City Ends Stormwater Program with Gwinnett County

Comments (0) Featured, Government and Legislation

stormwater in Peachtree Corners

Sweeping streets, maintaining drainage structures, clearing debris off roads after Hurricane Irma. These underappreciated, but incredibly important, services and more are paid for by revenue collected from the stormwater utility fee. Beginning Jan. 1, for the first time since the inception of the City of Peachtree Corners Gwinnett County will no longer be responsible for the city’s stormwater management program, which funds and implements these crucial tasks.

Brian Johnson

Brian Johnson, City Manager

Peachtree Corners will take over stormwater management and collect the fee itself through a new intergovernmental agreement with Johns Creek. “We could have done this five years ago when we were created as a city. It’s just that at the time the city council was like, ‘Let’s concentrate on some other things. The county can handle that for a while.’ So it’s time we grew up a little bit.

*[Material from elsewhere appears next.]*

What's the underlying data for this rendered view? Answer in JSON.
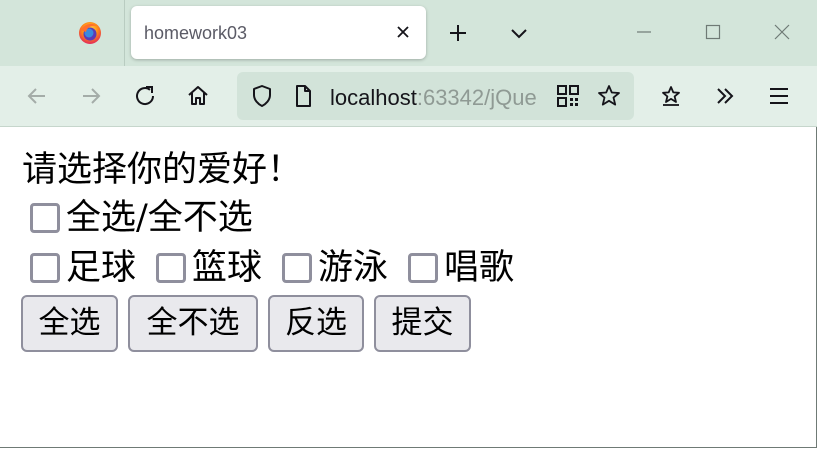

So we’re bringing it in-house,” says Brian Johnson, city manager.

It is a move the government is making to further meet the needs of the city he says. “The county did a good job per se … We just feel like we can make the decisions better locally than a Lawrenceville-headquartered entity can.”

Peachtree Corners has a number of intergovernmental agreements to provide everything from firefighters to parks. Johns Creek’s similar government structure made it an ideal partner for stormwater management. “The uniqueness here for us is that when I say in-house, it is our public works department, but our public works department is provided through an intergovernmental agreement with Johns Creek. Our public works department is provided by a firm called Optech Monette. Optech provides the staffing, vehicles, and equipment for Johns Creek’s public works,” explains Johnson.

The switch is not expected to directly impact residents or their fees. “There’s no difference. The rate doesn’t go up. The technology doesn’t change. It’s not a new fee. It’s been around for decades. We didn’t put it in place,” Johnson explains.

Citizens can also expect to see the same level of stormwater maintenance (flood prevention, water quality preservation, etc.) that they currently receive. Johnson notes that some underestimate just how far-reaching the impacts of improper stormwater maintenance can be, saying, “You’d be surprised how much activity falls under the stormwater umbrella. In fact, easily three-quarters of all failure of pavement, meaning potholes, or any other degradation of pavement that requires resurfacing is caused by improper drainage.”

A perk that residents can look forward to? More opportunities to potentially lower their fee through an enhanced credit program will be announced on Jan. 1.

For more information on stormwater management, visit

Leave a Reply

Your email address will not be published. Required fields are marked *

Social Media Auto Publish Powered By :

Never Miss a Show! Subscribe to Our Newsletter

Subscribe to our iTunes Podcast

You have Successfully Subscribed!